The aim of 'supportive communication skills' is to help research team members to solve their own identified problem rather than solving it for them, thus giving them more ownership of the solution and making it more likely that they will implement it. The Research Team Leader becomes a facilitator rather than 'fount of all knowledge'.
Supportive communication skills means:
Example of an incisive question:
- Listen to what is being said rather than offer advice/guidance
- Show interest by looking at the person, nodding agreement
- Allow the person time and space to talk
- Check your understanding by summarising and feeding back, or ask for clarification/more information
- Encourage the person to speak freely, expressing their views and opinions
- Accept that feelings may emerge unexpectedly and that it is ok for this to happen
- Help underlying issues to be aired
- Enable solutions to be raised and investigated
- Try to identify the important aspects and not be distracted by lots of little issues
- Facilitate the clarification of solutions and a timeframe for their implementation
- If there is difficulty identifying solutions, using ‘incisive questions’ may resolve this. Incisive questions aim to ‘replace a limiting assumption with freeing one’ (Kline, 1999:54).
‘What might you be assuming that is stopping you from … ?’
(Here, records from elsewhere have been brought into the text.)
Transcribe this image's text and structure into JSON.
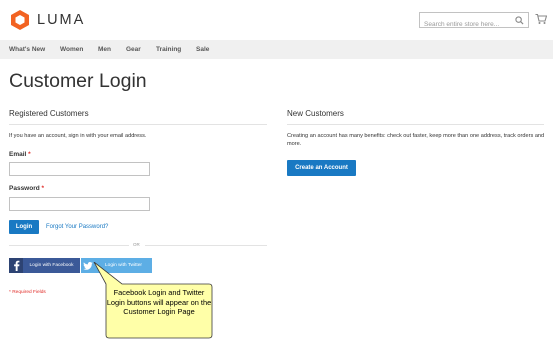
{
  "header": {
    "logo_text": "LUMA",
    "search_placeholder": "Search entire store here...",
    "search_icon": "search-icon",
    "cart_icon": "cart-icon"
  },
  "nav": {
    "items": [
      "What's New",
      "Women",
      "Men",
      "Gear",
      "Training",
      "Sale"
    ]
  },
  "page_title": "Customer Login",
  "registered": {
    "title": "Registered Customers",
    "note": "If you have an account, sign in with your email address.",
    "email_label": "Email",
    "password_label": "Password",
    "required_mark": "*",
    "login_button": "Login",
    "forgot_link": "Forgot Your Password?",
    "or_text": "OR",
    "facebook_button": "Login with Facebook",
    "twitter_button": "Login with Twitter",
    "required_note": "* Required Fields"
  },
  "new_customers": {
    "title": "New Customers",
    "note": "Creating an account has many benefits: check out faster, keep more than one address, track orders and more.",
    "create_button": "Create an Account"
  },
  "callout": {
    "text": "Facebook Login and Twitter Login buttons will appear on the Customer Login Page"
  },
  "colors": {
    "primary": "#1979c3",
    "facebook": "#3b5998",
    "twitter": "#5daee5",
    "logo_orange": "#f26322",
    "required": "#e02b27",
    "callout_fill": "#ffffa8"
  }
}
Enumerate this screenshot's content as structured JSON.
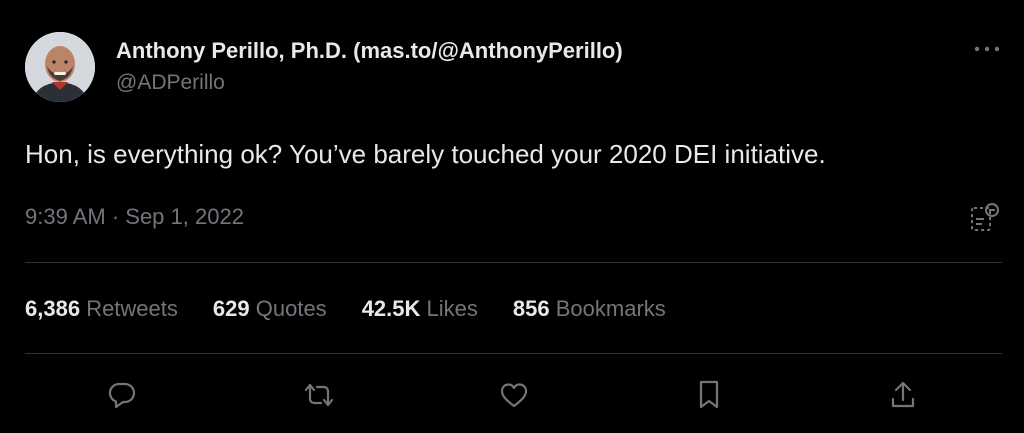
{
  "author": {
    "name": "Anthony Perillo, Ph.D. (mas.to/@AnthonyPerillo)",
    "handle": "@ADPerillo"
  },
  "tweet": {
    "text": "Hon, is everything ok? You’ve barely touched your 2020 DEI initiative.",
    "timestamp": "9:39 AM · Sep 1, 2022"
  },
  "stats": [
    {
      "count": "6,386",
      "label": "Retweets"
    },
    {
      "count": "629",
      "label": "Quotes"
    },
    {
      "count": "42.5K",
      "label": "Likes"
    },
    {
      "count": "856",
      "label": "Bookmarks"
    }
  ],
  "icons": {
    "more": "more-icon",
    "analytics": "analytics-icon",
    "reply": "reply-icon",
    "retweet": "retweet-icon",
    "like": "like-icon",
    "bookmark": "bookmark-icon",
    "share": "share-icon"
  },
  "colors": {
    "background": "#000000",
    "primary_text": "#e7e9ea",
    "secondary_text": "#71767b",
    "divider": "#2f3336"
  }
}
The responses enable a different, more supportive and positive way to look at the issue and identify previously unthought-of solutions
The following is a tried and tested approach created by John Whitmore and is based on his GROW model (Whitmore, 2004). It puts the onus on the person seeking assistance to identify and resolve the situation while the other person acts as a facilitator. It is a useful way to get research team members to explore and hopefully solve problems identified in
their research, or even research career! It can be used relatively informally, as a formal part of a project progress meeting or during a career development review.
The suggested questions can be used as a 'backbone' for discussion or answers can be written down as a prompt for further reflection, in a 'silent coaching' model.
|The goal i.e. the identified problem
- Explain briefly the issue or problem that you are currently facing.
- What are the outcomes that you wish to achieve?
- What is the timeframe for achieving these objectives?
- What is going on that makes this a problem?
- What are the key factors that have led to the current situation?
- What aspects do you personally have control over?
- What actions have you taken so far?
- What obstacles do you see in the way?
- What resources would you need that are not already available?
- Where could these resources realistically come from?
- What really is the issue here?
- What is the root cause that makes this an issue?
- An idea storm of possible options (the idea is to generate ideas, not to sensor them at this stage)
- In what ways could you approach this issue?
- Make a list of all possible options – large or small, realistic or bizarre
- What else could you do?
- What would be your ideal scenario?
- What other suggestions can you make?
- Grade each of the suggestions listed on a scale of 1-10 – one having the least appeal/impact, 10 having the most
- Which of these actions appeals to you the most?
- Which would have the most positive impact?
- What will you do? The action plan
- Which of the list of options do you choose to take action on?
- Do these actions wholly meet your objectives?
- What is your measurement for assessing this?
- What is the timescale (start and finish) for doing these actions?
- What obstacles might arise to hinder the completion of your actions?
- What support do you need/require to undertake your chosen actions or overcome hindrances?
- How will you obtain this support?
- What commitment on a scale of 1-10 (1 = least, 10 = most) do you have to taking the identified actions?
- What prevents your grading from being 10?
- How can you raise the grade nearer to 10?